Task prompt:
Repeat every line of the material that follows, word for word.

====

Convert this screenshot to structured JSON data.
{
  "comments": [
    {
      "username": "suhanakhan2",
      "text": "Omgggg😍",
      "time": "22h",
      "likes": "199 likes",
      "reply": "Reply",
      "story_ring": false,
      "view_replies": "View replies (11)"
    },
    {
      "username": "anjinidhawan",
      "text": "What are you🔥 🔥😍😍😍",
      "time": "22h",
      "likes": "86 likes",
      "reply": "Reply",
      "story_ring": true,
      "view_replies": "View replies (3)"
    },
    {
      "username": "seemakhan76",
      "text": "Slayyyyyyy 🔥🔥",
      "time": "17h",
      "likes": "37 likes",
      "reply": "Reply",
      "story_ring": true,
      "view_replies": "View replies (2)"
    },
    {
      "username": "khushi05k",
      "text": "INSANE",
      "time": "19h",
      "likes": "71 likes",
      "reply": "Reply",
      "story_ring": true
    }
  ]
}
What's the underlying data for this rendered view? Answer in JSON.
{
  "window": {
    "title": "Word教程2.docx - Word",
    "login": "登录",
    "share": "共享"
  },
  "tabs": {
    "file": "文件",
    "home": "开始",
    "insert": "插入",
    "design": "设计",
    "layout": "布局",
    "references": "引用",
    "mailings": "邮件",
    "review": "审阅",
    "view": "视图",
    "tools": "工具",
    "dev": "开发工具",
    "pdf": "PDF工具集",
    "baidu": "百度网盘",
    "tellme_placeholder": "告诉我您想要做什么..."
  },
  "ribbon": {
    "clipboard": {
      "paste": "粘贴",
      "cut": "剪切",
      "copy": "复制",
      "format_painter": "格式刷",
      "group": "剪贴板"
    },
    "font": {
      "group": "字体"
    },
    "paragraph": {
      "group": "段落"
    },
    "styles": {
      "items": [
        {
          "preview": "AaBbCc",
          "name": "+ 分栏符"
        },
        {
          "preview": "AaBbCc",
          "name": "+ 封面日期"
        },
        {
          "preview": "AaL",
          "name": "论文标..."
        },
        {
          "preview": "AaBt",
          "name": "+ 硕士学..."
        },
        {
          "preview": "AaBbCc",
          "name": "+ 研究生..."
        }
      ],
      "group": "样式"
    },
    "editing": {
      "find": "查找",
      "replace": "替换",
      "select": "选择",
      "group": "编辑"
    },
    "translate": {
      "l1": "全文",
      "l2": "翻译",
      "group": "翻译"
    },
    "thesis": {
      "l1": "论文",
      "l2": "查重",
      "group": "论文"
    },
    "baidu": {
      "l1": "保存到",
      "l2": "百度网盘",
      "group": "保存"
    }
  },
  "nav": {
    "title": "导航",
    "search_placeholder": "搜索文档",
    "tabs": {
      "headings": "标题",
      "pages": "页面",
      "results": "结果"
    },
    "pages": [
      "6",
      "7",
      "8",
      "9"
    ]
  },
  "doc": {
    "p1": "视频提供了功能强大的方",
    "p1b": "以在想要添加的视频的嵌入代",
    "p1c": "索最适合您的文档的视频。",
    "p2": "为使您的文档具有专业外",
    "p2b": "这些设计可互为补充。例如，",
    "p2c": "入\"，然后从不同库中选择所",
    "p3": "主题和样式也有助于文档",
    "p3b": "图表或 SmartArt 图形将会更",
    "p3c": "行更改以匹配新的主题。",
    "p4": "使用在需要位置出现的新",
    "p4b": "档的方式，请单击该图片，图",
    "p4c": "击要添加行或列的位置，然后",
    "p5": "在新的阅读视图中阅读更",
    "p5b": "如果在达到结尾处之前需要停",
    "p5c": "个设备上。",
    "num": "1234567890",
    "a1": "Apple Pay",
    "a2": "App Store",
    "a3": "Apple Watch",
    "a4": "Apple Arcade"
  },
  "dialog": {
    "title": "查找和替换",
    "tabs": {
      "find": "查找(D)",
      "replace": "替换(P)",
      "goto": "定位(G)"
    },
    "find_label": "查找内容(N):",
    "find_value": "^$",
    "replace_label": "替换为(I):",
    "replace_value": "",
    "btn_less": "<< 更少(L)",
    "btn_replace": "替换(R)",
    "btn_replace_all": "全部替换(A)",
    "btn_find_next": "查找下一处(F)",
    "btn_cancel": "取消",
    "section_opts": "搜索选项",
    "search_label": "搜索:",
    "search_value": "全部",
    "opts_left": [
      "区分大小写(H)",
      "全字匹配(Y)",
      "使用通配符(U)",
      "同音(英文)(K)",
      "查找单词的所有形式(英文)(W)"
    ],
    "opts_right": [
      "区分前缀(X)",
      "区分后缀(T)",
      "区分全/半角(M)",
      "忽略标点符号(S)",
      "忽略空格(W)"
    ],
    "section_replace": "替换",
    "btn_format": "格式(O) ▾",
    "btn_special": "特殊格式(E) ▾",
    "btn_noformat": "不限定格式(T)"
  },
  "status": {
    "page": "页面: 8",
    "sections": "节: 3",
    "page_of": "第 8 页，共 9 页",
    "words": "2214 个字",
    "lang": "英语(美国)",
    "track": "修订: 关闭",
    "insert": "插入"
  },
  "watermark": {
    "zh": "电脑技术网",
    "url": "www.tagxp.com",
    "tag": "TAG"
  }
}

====

Answer to the problem:
Convert this screenshot to structured JSON data.
{
  "comments": [
    {
      "username": "suhanakhan2",
      "text": "Omgggg😍",
      "time": "22h",
      "likes": "199 likes",
      "reply": "Reply",
      "story_ring": false,
      "view_replies": "View replies (11)"
    },
    {
      "username": "anjinidhawan",
      "text": "What are you🔥 🔥😍😍😍",
      "time": "22h",
      "likes": "86 likes",
      "reply": "Reply",
      "story_ring": true,
      "view_replies": "View replies (3)"
    },
    {
      "username": "seemakhan76",
      "text": "Slayyyyyyy 🔥🔥",
      "time": "17h",
      "likes": "37 likes",
      "reply": "Reply",
      "story_ring": true,
      "view_replies": "View replies (2)"
    },
    {
      "username": "khushi05k",
      "text": "INSANE",
      "time": "19h",
      "likes": "71 likes",
      "reply": "Reply",
      "story_ring": true
    }
  ]
}
What's the underlying data for this rendered view? Answer in JSON.
{
  "window": {
    "title": "Word教程2.docx - Word",
    "login": "登录",
    "share": "共享"
  },
  "tabs": {
    "file": "文件",
    "home": "开始",
    "insert": "插入",
    "design": "设计",
    "layout": "布局",
    "references": "引用",
    "mailings": "邮件",
    "review": "审阅",
    "view": "视图",
    "tools": "工具",
    "dev": "开发工具",
    "pdf": "PDF工具集",
    "baidu": "百度网盘",
    "tellme_placeholder": "告诉我您想要做什么..."
  },
  "ribbon": {
    "clipboard": {
      "paste": "粘贴",
      "cut": "剪切",
      "copy": "复制",
      "format_painter": "格式刷",
      "group": "剪贴板"
    },
    "font": {
      "group": "字体"
    },
    "paragraph": {
      "group": "段落"
    },
    "styles": {
      "items": [
        {
          "preview": "AaBbCc",
          "name": "+ 分栏符"
        },
        {
          "preview": "AaBbCc",
          "name": "+ 封面日期"
        },
        {
          "preview": "AaL",
          "name": "论文标..."
        },
        {
          "preview": "AaBt",
          "name": "+ 硕士学..."
        },
        {
          "preview": "AaBbCc",
          "name": "+ 研究生..."
        }
      ],
      "group": "样式"
    },
    "editing": {
      "find": "查找",
      "replace": "替换",
      "select": "选择",
      "group": "编辑"
    },
    "translate": {
      "l1": "全文",
      "l2": "翻译",
      "group": "翻译"
    },
    "thesis": {
      "l1": "论文",
      "l2": "查重",
      "group": "论文"
    },
    "baidu": {
      "l1": "保存到",
      "l2": "百度网盘",
      "group": "保存"
    }
  },
  "nav": {
    "title": "导航",
    "search_placeholder": "搜索文档",
    "tabs": {
      "headings": "标题",
      "pages": "页面",
      "results": "结果"
    },
    "pages": [
      "6",
      "7",
      "8",
      "9"
    ]
  },
  "doc": {
    "p1": "视频提供了功能强大的方",
    "p1b": "以在想要添加的视频的嵌入代",
    "p1c": "索最适合您的文档的视频。",
    "p2": "为使您的文档具有专业外",
    "p2b": "这些设计可互为补充。例如，",
    "p2c": "入\"，然后从不同库中选择所",
    "p3": "主题和样式也有助于文档",
    "p3b": "图表或 SmartArt 图形将会更",
    "p3c": "行更改以匹配新的主题。",
    "p4": "使用在需要位置出现的新",
    "p4b": "档的方式，请单击该图片，图",
    "p4c": "击要添加行或列的位置，然后",
    "p5": "在新的阅读视图中阅读更",
    "p5b": "如果在达到结尾处之前需要停",
    "p5c": "个设备上。",
    "num": "1234567890",
    "a1": "Apple Pay",
    "a2": "App Store",
    "a3": "Apple Watch",
    "a4": "Apple Arcade"
  },
  "dialog": {
    "title": "查找和替换",
    "tabs": {
      "find": "查找(D)",
      "replace": "替换(P)",
      "goto": "定位(G)"
    },
    "find_label": "查找内容(N):",
    "find_value": "^$",
    "replace_label": "替换为(I):",
    "replace_value": "",
    "btn_less": "<< 更少(L)",
    "btn_replace": "替换(R)",
    "btn_replace_all": "全部替换(A)",
    "btn_find_next": "查找下一处(F)",
    "btn_cancel": "取消",
    "section_opts": "搜索选项",
    "search_label": "搜索:",
    "search_value": "全部",
    "opts_left": [
      "区分大小写(H)",
      "全字匹配(Y)",
      "使用通配符(U)",
      "同音(英文)(K)",
      "查找单词的所有形式(英文)(W)"
    ],
    "opts_right": [
      "区分前缀(X)",
      "区分后缀(T)",
      "区分全/半角(M)",
      "忽略标点符号(S)",
      "忽略空格(W)"
    ],
    "section_replace": "替换",
    "btn_format": "格式(O) ▾",
    "btn_special": "特殊格式(E) ▾",
    "btn_noformat": "不限定格式(T)"
  },
  "status": {
    "page": "页面: 8",
    "sections": "节: 3",
    "page_of": "第 8 页，共 9 页",
    "words": "2214 个字",
    "lang": "英语(美国)",
    "track": "修订: 关闭",
    "insert": "插入"
  },
  "watermark": {
    "zh": "电脑技术网",
    "url": "www.tagxp.com",
    "tag": "TAG"
  }
}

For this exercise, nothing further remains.